(Records excerpted from a collection)
═══

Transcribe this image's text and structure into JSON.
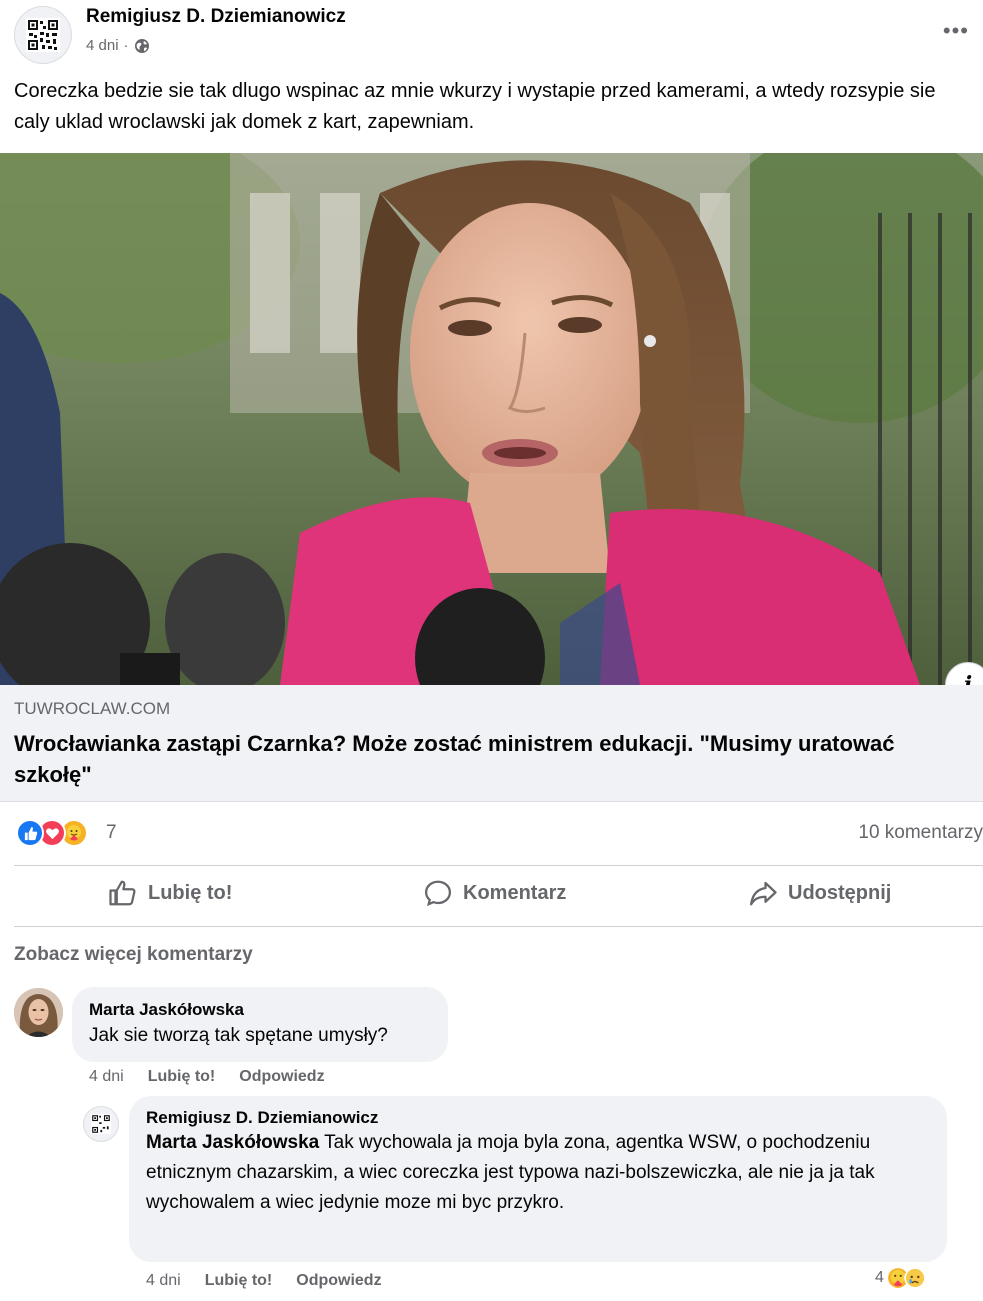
{
  "post": {
    "author": "Remigiusz D. Dziemianowicz",
    "time": "4 dni",
    "separator": "·",
    "text": "Coreczka bedzie sie tak dlugo wspinac az mnie wkurzy i wystapie przed kamerami, a wtedy rozsypie sie caly uklad wroclawski jak domek z kart, zapewniam."
  },
  "link": {
    "domain": "TUWROCLAW.COM",
    "title": "Wrocławianka zastąpi Czarnka? Może zostać ministrem edukacji. \"Musimy uratować szkołę\"",
    "info_label": "i"
  },
  "reactions": {
    "count": "7",
    "comments": "10 komentarzy",
    "icons": [
      "like-icon",
      "love-icon",
      "care-icon"
    ]
  },
  "actions": {
    "like": "Lubię to!",
    "comment": "Komentarz",
    "share": "Udostępnij"
  },
  "see_more": "Zobacz więcej komentarzy",
  "comments": [
    {
      "author": "Marta Jaskółowska",
      "text": "Jak sie tworzą tak spętane umysły?",
      "time": "4 dni",
      "like": "Lubię to!",
      "reply": "Odpowiedz"
    },
    {
      "author": "Remigiusz D. Dziemianowicz",
      "mention": "Marta Jaskółowska",
      "text": " Tak wychowala ja moja byla zona, agentka WSW, o pochodzeniu etnicznym chazarskim, a wiec coreczka jest typowa nazi-bolszewiczka, ale nie ja ja tak wychowalem a wiec jedynie moze mi byc przykro.",
      "time": "4 dni",
      "like": "Lubię to!",
      "reply": "Odpowiedz",
      "reaction_count": "4"
    }
  ],
  "colors": {
    "like_blue": "#1877f2",
    "love_red": "#f33e58",
    "care_yellow": "#f7b125",
    "secondary_text": "#65676b",
    "bubble_bg": "#f0f2f5"
  }
}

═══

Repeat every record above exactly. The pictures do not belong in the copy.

Reply ->
Transcribe this image's text and structure into JSON.
{
  "post": {
    "author": "Remigiusz D. Dziemianowicz",
    "time": "4 dni",
    "separator": "·",
    "text": "Coreczka bedzie sie tak dlugo wspinac az mnie wkurzy i wystapie przed kamerami, a wtedy rozsypie sie caly uklad wroclawski jak domek z kart, zapewniam."
  },
  "link": {
    "domain": "TUWROCLAW.COM",
    "title": "Wrocławianka zastąpi Czarnka? Może zostać ministrem edukacji. \"Musimy uratować szkołę\"",
    "info_label": "i"
  },
  "reactions": {
    "count": "7",
    "comments": "10 komentarzy",
    "icons": [
      "like-icon",
      "love-icon",
      "care-icon"
    ]
  },
  "actions": {
    "like": "Lubię to!",
    "comment": "Komentarz",
    "share": "Udostępnij"
  },
  "see_more": "Zobacz więcej komentarzy",
  "comments": [
    {
      "author": "Marta Jaskółowska",
      "text": "Jak sie tworzą tak spętane umysły?",
      "time": "4 dni",
      "like": "Lubię to!",
      "reply": "Odpowiedz"
    },
    {
      "author": "Remigiusz D. Dziemianowicz",
      "mention": "Marta Jaskółowska",
      "text": " Tak wychowala ja moja byla zona, agentka WSW, o pochodzeniu etnicznym chazarskim, a wiec coreczka jest typowa nazi-bolszewiczka, ale nie ja ja tak wychowalem a wiec jedynie moze mi byc przykro.",
      "time": "4 dni",
      "like": "Lubię to!",
      "reply": "Odpowiedz",
      "reaction_count": "4"
    }
  ],
  "colors": {
    "like_blue": "#1877f2",
    "love_red": "#f33e58",
    "care_yellow": "#f7b125",
    "secondary_text": "#65676b",
    "bubble_bg": "#f0f2f5"
  }
}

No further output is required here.